By Arshad Mohammed, Matt Spetalnick and Humeyra Pamuk
WASHINGTON (Reuters) – The United States on Monday effectively backed Israel’s right to build Jewish settlements in the occupied West Bank by abandoning its four-decade-old position that they were “inconsistent with international law,” a stance that may make Israeli-Palestinian peace even more elusive.
The announcement by Secretary of State Mike Pompeo was a victory for Israeli Prime Minister Benjamin Netanyahu, who is struggling to remain in power after two inconclusive Israeli elections this year, and a defeat for the Palestinians.
It appeared to deliver a new blow to Trump’s efforts to resolve the Israeli-Palestinian conflict through a peace plan that has been in the works for more than two years but has drawn widespread skepticism even before its release.
Pompeo said U.S. statements about the settlements on the West Bank, which Israel captured in 1967, had been inconsistent, saying Democratic President Jimmy Carter found they were not consistent with international law and Republican President Ronald Reagan said he did not view them as inherently illegal.
“The establishment of Israeli civilian settlements is not, per se, inconsistent with international law,” Pompeo told reporters at the State Department, reversing a formal legal position taken by the United States under Carter in 1978.
His announcement drew praise from Netanyahu, who said it “rights a historical wrong,” and condemnation from Palestinian negotiator Saeb Erekat, who said Washington was threatening “to replace international law with the ‘law of the jungle.'”
Palestinians argued the U.S. stance flouted international law. The international community views the transfer of any country’s civilians to occupied land as illegal under the Fourth Geneva Convention of 1949 and U.N. Security Council resolutions.
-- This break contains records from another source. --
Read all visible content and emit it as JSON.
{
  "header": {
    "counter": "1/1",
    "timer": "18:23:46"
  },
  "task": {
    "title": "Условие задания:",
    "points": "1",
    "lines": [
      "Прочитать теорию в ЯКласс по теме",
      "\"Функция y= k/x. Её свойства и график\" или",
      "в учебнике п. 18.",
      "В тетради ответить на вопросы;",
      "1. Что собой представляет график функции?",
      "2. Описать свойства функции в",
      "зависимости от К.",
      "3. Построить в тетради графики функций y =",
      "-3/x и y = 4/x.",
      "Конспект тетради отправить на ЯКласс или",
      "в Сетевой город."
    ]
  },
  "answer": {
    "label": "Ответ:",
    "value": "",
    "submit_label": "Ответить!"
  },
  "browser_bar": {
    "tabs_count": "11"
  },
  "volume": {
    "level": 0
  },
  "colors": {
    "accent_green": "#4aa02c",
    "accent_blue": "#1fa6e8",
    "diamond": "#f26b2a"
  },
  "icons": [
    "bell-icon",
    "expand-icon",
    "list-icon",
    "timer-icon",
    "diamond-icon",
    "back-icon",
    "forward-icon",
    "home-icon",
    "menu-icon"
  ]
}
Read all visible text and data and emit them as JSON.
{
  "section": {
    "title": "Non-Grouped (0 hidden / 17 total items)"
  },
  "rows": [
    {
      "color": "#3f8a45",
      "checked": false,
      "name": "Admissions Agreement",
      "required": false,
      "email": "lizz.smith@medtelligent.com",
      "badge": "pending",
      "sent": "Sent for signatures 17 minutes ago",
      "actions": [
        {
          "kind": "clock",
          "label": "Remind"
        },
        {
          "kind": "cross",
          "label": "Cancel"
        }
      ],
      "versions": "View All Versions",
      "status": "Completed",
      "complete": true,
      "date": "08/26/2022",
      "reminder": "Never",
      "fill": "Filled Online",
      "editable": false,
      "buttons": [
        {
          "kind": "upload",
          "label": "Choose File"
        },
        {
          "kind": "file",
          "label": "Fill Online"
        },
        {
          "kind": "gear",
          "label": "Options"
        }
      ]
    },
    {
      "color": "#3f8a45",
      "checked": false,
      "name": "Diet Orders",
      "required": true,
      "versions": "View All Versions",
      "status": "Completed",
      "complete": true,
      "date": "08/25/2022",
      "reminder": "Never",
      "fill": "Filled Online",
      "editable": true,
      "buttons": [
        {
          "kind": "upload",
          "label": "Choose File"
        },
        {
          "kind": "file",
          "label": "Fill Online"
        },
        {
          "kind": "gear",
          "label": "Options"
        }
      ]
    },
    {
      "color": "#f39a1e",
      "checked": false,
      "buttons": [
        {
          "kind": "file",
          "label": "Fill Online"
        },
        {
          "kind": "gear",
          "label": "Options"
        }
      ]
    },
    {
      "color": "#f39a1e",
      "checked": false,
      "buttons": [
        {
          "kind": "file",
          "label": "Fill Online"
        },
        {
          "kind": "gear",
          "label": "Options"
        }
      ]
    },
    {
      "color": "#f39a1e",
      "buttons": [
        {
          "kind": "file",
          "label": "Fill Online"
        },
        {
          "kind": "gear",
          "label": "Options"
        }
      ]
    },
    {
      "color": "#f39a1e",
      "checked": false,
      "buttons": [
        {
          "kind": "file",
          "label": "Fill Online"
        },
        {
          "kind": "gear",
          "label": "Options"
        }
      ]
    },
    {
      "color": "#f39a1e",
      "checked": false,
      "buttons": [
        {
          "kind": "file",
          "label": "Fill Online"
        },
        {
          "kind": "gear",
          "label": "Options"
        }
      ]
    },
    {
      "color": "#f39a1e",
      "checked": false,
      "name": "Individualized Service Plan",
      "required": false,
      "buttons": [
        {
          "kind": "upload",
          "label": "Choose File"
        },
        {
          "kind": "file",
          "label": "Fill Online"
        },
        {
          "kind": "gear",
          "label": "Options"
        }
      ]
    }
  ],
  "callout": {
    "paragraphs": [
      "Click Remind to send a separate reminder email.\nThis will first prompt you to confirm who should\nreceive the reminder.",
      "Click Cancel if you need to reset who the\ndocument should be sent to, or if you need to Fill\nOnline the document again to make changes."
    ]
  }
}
“The United States is neither qualified nor is authorized to negate international legitimacy resolutions and it has no right to give any legitimacy to Israeli settlement,” said Nabil Abu Rudeineh, a spokesman for Palestinian President Mahmoud Abbas.
The United States said its stance could prompt violence, warning Americans in the region to exercise greater vigilance because those opposing the move “may target” U.S. government facilities, private interests and citizens.
Jordan’s foreign minister, Ayman Safadi, said the policy change would have “dangerous consequences” for the prospects of reviving peace talks and called settlements “a blatant violation of international law.”
Pompeo said the move was not meant to prejudge the status of the West Bank, which the Palestinians hope will become part of an eventual Palestinian state as part of a wider resolution of the conflict.
“This is for the Israelis and the Palestinians to negotiate,” he said, saying the U.S. decision was not meant “to compel a particular outcome nor create any legal obstacle to a negotiated resolution.”
While Pompeo said the administration was adopting Reagan’s view that settlements were not intrinsically illegal, he dodged a question on whether he shared Reagan’s view that they were ill-advised and an obstacle to peace.
Like many of the Trump administration’s pro-Israeli moves, the settlements announcement is likely to appeal to evangelical Christians, an important part of Trump’s political base that he is counting on to help him win re-election in 2020.
The timing suggested the White House may believe it could help Netanyahu withstand a challenge from his leading domestic rival Benny Gantz two days before Gantz faces a deadline to form a government after an inconclusive election.
Analysts criticized the move, saying it would make it even harder to resolve the more than 70-year-old conflict.
“He can declare that night is day, but it will not change the fact that Israeli settlements are not only illegal under international law, but are also a huge obstacle to peace and to the stability of our region,” said Hagit Ofran of the Israeli anti-settlements group Peace Now.
The announcement marked the third major instance in which the Trump administration has sided with Israel and against Palestinians and Arab positions.
In 2017 Trump recognized Jerusalem as the capital of Israel and, in 2018, the United States formally opened an embassy there. U.S. policy had previously been that Jerusalem’s status was to be decided by the parties to the conflict.
And in March, Trump recognized Israel’s 1981 annexation of the Golan Heights from Syria in a boost for Netanyahu that prompted a sharp response from Damascus.
As of late Monday, no other nations appeared to have followed the United States by declaring they had ceased to view the settlements as inconsistent with international law.
Trump’s move may aim to help Netanyahu as he tries to stay in power. After two inconclusive elections this year, Netanyahu and rival Gantz have both struggled to forge a ruling coalition.
Martin Indyk, a former U.S. peace negotiator, described the decision on Twitter as “a totally gratuitous move.”
“Why slap the Palestinians in the face again? Why boost the settlement/annexation movement at the very moment that Gantz is trying to form a government?” he asked.
(Additional reporting Steve Holland, Jonathan Landay, Lisa Lambert and Matt Spetalnick in Washington; by Stephen Farrell and Ari Rabinovitch in Jerusalem; Nidal al-Mughrabi in Gaza; Ali Sawafta in Ramallah; and Suleiman Al-Khalidi in Amman; Writing by Arshad Mohammed; Editing by Lisa Lambert, Giles Elgood and Cynthia Osterman)